(Exercise requirements) Lines in the material below that include "Positions" need to be tallied; give the total alone.
--
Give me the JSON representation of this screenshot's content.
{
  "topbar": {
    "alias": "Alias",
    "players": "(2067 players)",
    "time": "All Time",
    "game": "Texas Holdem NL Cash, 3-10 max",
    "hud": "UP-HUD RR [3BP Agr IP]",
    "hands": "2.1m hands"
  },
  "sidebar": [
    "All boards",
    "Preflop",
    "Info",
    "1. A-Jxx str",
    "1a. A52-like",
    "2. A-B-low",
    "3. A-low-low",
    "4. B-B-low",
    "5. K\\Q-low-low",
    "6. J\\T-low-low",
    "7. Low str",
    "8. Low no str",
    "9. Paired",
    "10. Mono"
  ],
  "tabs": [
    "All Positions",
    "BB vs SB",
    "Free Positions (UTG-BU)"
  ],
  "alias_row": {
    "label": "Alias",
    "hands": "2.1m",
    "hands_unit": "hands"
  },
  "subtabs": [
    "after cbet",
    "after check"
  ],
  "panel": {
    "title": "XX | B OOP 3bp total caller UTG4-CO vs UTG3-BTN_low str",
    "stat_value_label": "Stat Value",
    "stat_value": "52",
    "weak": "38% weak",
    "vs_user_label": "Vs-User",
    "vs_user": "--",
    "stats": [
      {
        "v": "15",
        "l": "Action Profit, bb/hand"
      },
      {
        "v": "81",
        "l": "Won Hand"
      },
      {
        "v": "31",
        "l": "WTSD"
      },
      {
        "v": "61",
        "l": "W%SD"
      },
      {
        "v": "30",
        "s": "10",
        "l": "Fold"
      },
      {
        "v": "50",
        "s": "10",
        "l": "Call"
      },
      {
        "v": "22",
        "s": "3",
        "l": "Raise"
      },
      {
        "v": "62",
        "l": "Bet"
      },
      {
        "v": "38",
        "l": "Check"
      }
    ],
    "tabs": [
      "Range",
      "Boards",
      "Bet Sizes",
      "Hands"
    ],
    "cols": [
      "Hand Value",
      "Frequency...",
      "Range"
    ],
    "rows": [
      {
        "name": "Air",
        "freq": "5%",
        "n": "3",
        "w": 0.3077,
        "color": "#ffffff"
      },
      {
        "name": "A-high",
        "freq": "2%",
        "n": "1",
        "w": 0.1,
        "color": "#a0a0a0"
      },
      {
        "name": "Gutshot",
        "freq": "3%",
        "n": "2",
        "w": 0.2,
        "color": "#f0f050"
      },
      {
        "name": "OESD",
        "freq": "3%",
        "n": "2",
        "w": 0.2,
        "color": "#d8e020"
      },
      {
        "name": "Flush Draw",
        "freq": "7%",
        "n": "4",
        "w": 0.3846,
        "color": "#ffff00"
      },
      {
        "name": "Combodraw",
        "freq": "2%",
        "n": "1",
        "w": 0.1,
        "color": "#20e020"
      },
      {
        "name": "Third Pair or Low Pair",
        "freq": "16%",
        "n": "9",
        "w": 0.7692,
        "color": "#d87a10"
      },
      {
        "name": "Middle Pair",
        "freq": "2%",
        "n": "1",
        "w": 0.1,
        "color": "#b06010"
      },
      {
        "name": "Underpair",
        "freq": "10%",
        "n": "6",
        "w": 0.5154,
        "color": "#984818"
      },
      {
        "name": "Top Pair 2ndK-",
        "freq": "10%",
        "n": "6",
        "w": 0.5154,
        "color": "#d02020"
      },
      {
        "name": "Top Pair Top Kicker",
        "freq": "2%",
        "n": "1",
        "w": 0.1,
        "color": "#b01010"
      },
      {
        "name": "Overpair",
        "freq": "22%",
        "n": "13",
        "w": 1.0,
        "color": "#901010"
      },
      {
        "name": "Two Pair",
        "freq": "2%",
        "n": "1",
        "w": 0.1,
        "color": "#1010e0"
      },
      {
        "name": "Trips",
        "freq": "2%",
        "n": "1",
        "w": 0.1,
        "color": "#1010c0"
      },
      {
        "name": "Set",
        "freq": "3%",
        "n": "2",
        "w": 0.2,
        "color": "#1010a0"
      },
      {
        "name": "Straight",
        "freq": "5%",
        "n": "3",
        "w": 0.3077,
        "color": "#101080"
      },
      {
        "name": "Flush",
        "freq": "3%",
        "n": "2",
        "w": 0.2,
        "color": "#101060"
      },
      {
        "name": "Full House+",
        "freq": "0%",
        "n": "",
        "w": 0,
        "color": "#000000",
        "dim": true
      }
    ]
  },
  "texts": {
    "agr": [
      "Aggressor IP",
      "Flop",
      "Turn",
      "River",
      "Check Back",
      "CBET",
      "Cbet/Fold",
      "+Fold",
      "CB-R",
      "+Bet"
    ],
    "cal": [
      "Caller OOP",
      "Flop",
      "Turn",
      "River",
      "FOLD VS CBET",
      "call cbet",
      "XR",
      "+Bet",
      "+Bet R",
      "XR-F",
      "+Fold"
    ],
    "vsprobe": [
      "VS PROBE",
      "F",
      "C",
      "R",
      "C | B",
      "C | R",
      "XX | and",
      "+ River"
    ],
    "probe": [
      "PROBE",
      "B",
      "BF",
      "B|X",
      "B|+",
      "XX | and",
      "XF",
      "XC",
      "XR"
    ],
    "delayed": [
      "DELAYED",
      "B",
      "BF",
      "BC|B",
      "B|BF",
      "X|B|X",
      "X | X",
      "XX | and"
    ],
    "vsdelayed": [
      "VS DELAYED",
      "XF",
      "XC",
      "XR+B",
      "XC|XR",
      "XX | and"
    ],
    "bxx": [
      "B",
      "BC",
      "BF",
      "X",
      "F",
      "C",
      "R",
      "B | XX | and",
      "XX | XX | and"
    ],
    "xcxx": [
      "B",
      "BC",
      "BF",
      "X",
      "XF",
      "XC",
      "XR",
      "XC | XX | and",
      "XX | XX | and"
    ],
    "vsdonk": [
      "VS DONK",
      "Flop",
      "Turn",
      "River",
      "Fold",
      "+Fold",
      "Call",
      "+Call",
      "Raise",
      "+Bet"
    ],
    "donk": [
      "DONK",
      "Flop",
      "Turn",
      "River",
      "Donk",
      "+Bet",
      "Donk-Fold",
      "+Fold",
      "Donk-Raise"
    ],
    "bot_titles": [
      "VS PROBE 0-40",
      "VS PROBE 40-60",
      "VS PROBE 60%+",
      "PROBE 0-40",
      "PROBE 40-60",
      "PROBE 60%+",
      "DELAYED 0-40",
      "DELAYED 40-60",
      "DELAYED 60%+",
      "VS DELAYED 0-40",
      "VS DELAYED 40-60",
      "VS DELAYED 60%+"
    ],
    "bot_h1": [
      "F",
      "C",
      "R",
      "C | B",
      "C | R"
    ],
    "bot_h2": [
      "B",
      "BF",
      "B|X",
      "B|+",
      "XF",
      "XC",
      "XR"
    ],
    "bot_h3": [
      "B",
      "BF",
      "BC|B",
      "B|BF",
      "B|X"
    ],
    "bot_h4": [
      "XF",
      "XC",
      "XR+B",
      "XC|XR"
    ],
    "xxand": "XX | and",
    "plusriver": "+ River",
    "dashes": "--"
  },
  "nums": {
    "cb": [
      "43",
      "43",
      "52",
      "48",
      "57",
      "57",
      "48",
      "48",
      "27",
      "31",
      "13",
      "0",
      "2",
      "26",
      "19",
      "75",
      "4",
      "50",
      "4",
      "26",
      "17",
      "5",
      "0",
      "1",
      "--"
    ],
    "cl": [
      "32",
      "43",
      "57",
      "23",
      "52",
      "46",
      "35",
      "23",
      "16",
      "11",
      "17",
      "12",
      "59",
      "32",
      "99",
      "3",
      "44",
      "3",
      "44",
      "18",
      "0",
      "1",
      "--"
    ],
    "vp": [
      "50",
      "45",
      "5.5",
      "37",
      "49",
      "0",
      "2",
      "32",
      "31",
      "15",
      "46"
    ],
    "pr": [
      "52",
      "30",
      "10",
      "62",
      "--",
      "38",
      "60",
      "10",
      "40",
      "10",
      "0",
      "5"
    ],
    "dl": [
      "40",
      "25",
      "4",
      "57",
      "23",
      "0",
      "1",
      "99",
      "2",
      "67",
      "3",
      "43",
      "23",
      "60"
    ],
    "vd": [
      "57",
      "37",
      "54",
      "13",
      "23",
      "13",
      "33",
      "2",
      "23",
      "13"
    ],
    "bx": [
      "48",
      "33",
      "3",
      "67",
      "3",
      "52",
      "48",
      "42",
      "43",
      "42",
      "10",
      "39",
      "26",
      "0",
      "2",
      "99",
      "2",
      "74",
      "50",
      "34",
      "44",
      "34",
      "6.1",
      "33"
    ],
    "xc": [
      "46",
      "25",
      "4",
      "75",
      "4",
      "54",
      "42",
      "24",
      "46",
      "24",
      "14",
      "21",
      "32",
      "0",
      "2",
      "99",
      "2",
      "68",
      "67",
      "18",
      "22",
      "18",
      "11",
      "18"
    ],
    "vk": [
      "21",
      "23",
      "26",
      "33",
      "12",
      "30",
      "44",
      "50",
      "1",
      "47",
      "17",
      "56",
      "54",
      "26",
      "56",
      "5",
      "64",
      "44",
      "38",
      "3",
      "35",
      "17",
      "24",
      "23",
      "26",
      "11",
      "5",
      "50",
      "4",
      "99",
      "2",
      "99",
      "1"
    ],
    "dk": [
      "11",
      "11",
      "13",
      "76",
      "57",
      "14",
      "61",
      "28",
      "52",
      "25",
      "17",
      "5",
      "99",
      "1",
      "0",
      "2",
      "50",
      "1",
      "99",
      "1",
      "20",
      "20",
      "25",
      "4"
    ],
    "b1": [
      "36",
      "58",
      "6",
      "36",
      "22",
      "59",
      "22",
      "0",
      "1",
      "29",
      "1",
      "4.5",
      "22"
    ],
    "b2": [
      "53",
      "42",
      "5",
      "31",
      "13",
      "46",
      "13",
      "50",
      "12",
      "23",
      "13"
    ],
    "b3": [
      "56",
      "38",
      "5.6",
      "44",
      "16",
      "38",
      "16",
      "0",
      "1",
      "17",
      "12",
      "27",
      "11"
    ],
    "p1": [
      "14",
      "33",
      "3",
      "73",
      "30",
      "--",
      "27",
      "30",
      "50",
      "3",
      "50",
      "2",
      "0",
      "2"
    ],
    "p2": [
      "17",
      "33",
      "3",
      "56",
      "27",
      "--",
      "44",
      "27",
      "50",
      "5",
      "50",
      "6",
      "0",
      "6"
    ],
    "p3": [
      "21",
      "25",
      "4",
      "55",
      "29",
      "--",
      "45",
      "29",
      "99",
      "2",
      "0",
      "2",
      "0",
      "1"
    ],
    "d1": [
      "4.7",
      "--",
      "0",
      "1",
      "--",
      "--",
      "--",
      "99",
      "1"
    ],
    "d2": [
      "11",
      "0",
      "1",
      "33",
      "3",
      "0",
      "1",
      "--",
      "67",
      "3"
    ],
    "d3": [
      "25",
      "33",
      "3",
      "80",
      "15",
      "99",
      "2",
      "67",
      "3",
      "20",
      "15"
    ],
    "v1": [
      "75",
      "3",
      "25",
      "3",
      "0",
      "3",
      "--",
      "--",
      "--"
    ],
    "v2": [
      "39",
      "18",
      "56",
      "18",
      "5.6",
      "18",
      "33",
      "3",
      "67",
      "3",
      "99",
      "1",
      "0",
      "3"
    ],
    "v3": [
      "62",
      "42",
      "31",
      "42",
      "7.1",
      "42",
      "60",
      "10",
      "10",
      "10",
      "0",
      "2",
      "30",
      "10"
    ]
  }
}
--
(Exercise result) 2